But Kansas.gov offers additional services that help the state generate more revenue. Some are innovative services, such as the ability for special interest groups to track bills in the Legislature. Others are state services, such as criminal history checks, that people can buy online rather than having to drive to state offices to retrieve information.
“It’s a new avenue to gain more revenue,” Smith says. “It’s easier to gain access to the information, so they may use it more frequently.”
Whether it’s reselling applications or offering new fee-based services to citizens and businesses, the move by the public sector to find ways to generate revenue will continue as government leaders warm up to the idea of running government more like a business, Sarasota County’s Hanson says.
“It’s taking private sector best practices and bringing it to the public sector,” he says.
Bob Hanson, CIO of Sarasota County, Florida, shares six pointers for selling and sharing the cost of applications with other public-sector agencies.
LOOK BEYOND UNIQUE APPLICATIONS. Opportunities to collaborate abound, even with traditional applications such as e-mail.
PAINT A VISION FOR YOUR STAFF, PEERS AND LEADERSHIP. Everyone needs to know the “elevator speech” and believe in the possibilities. You can’t build walls internally and then expect to break them down between organizations.
FOCUS ON PERFORMANCE. Benchmark your agency against world-class organizations. Set a high bar and exceed it. Controlled processes are a must. Sarasota has adopted IT Infrastructure Library (ITIL), a best practice for managing IT services and quality of service.
KNOW YOUR COSTS IN DETAIL BEFORE AIMING TO SHARE COSTS. “In Sarasota, we understand every aspect of the costs of our services, from management overhead to the cost of data-center space occupied by equipment.”
TEST THE CONCEPT WITH ONE CUSTOMER FIRST. After hashing out the issues, slowly bring in more customers.

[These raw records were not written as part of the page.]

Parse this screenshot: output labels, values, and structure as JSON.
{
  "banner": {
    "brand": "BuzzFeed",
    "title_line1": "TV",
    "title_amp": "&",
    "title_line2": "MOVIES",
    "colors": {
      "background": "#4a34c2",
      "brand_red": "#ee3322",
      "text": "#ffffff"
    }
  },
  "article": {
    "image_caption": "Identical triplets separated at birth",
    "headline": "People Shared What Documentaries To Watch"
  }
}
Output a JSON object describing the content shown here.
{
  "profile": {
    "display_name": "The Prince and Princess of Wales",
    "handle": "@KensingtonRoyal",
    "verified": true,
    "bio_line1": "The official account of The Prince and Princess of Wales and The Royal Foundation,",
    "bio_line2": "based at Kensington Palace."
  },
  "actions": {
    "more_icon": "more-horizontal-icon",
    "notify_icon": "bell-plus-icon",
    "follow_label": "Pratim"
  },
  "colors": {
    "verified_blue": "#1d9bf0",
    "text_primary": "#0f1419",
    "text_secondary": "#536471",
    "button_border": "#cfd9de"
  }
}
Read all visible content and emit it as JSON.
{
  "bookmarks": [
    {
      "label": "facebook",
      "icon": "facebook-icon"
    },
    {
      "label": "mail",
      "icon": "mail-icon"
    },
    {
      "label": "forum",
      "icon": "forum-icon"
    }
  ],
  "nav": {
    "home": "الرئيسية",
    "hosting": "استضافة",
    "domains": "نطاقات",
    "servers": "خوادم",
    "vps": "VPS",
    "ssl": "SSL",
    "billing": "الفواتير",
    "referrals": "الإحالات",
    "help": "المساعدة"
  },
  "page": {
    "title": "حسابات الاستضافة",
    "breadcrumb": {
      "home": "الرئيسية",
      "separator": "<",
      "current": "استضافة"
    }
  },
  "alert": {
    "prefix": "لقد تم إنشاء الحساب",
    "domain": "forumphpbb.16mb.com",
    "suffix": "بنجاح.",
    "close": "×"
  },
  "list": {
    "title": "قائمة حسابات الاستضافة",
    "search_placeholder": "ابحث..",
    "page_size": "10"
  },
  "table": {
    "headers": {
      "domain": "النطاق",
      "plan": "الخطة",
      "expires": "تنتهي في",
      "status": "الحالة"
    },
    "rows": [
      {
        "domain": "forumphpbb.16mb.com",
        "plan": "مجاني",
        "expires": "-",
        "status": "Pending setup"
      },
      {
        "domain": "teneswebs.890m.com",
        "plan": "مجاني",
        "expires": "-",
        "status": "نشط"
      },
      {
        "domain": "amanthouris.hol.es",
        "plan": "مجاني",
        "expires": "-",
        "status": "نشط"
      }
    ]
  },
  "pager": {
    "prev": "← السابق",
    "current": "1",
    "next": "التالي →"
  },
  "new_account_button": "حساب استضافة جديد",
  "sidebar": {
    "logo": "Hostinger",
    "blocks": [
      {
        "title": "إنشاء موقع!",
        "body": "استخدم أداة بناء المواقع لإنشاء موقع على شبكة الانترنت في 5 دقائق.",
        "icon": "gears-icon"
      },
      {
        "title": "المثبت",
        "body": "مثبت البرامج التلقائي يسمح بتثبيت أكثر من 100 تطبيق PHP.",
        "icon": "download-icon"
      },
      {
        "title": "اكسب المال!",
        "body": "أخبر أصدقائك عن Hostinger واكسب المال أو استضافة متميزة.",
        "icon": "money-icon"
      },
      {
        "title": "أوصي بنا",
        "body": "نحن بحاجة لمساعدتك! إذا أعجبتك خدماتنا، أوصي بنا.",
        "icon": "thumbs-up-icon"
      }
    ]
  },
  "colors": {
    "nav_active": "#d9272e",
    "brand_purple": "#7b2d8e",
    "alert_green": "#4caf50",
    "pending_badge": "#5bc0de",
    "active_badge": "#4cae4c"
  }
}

BE PERSISTENT. Expect resistance but stay the course. Momentum builds slowly in the public sector, but it does build.